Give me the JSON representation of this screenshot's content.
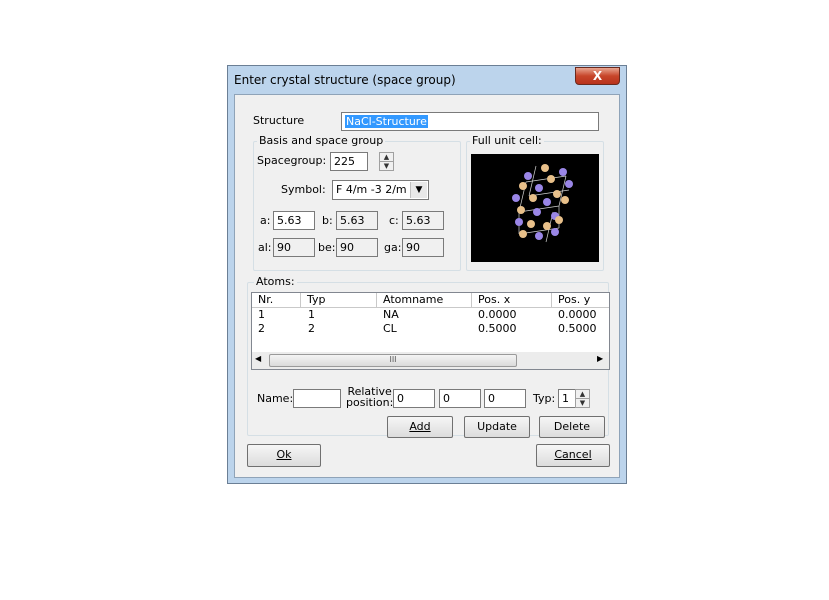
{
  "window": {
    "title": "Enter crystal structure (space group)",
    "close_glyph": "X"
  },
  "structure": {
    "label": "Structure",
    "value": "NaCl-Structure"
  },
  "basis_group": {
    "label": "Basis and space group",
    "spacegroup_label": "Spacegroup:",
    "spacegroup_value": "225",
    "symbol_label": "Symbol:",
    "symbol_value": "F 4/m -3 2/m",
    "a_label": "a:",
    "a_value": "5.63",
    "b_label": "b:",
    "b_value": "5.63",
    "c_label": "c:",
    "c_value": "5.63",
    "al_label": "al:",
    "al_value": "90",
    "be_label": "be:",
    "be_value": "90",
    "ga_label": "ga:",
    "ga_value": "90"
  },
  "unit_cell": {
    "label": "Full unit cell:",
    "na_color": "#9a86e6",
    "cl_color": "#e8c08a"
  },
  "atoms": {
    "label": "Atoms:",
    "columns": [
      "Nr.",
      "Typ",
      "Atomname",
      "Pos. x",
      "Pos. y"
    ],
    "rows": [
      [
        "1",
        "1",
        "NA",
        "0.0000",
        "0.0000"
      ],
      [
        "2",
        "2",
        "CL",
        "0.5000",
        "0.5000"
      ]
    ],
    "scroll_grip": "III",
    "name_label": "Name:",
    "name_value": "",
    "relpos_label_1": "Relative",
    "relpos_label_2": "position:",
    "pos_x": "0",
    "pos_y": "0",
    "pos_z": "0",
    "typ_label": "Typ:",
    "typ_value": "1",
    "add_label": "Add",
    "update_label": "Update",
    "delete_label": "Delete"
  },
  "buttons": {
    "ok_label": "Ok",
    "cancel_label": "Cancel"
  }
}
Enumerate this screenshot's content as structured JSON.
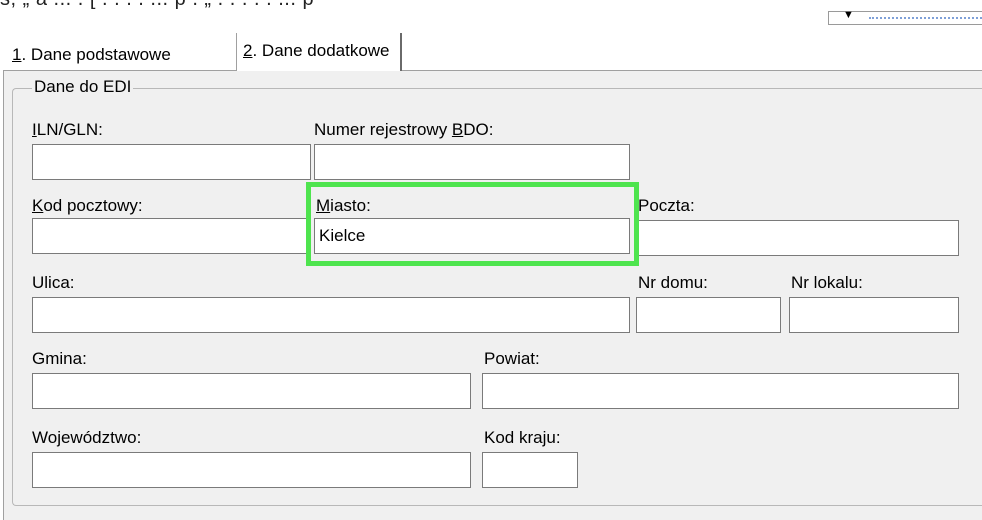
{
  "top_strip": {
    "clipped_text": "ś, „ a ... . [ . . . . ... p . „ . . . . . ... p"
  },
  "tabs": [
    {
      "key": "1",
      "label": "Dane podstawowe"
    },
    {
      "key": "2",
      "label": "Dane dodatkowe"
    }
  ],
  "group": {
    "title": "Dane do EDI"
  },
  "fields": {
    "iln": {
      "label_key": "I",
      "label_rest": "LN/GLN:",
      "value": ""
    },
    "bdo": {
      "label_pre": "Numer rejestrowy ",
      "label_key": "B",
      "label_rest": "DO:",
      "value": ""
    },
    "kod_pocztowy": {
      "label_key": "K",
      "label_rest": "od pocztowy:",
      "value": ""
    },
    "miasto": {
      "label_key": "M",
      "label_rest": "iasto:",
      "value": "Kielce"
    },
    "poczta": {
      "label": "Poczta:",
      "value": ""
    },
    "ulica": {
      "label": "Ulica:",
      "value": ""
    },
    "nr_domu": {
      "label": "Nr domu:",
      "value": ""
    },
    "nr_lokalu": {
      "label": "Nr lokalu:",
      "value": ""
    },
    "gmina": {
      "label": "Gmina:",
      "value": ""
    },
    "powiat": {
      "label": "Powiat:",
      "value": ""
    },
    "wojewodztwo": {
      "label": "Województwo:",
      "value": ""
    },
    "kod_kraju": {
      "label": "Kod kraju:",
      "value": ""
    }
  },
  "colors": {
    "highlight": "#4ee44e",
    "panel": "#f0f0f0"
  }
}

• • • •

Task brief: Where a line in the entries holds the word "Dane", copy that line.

Result:
      "label": "Dane podstawowe"
      "label": "Dane dodatkowe"
    "title": "Dane do EDI"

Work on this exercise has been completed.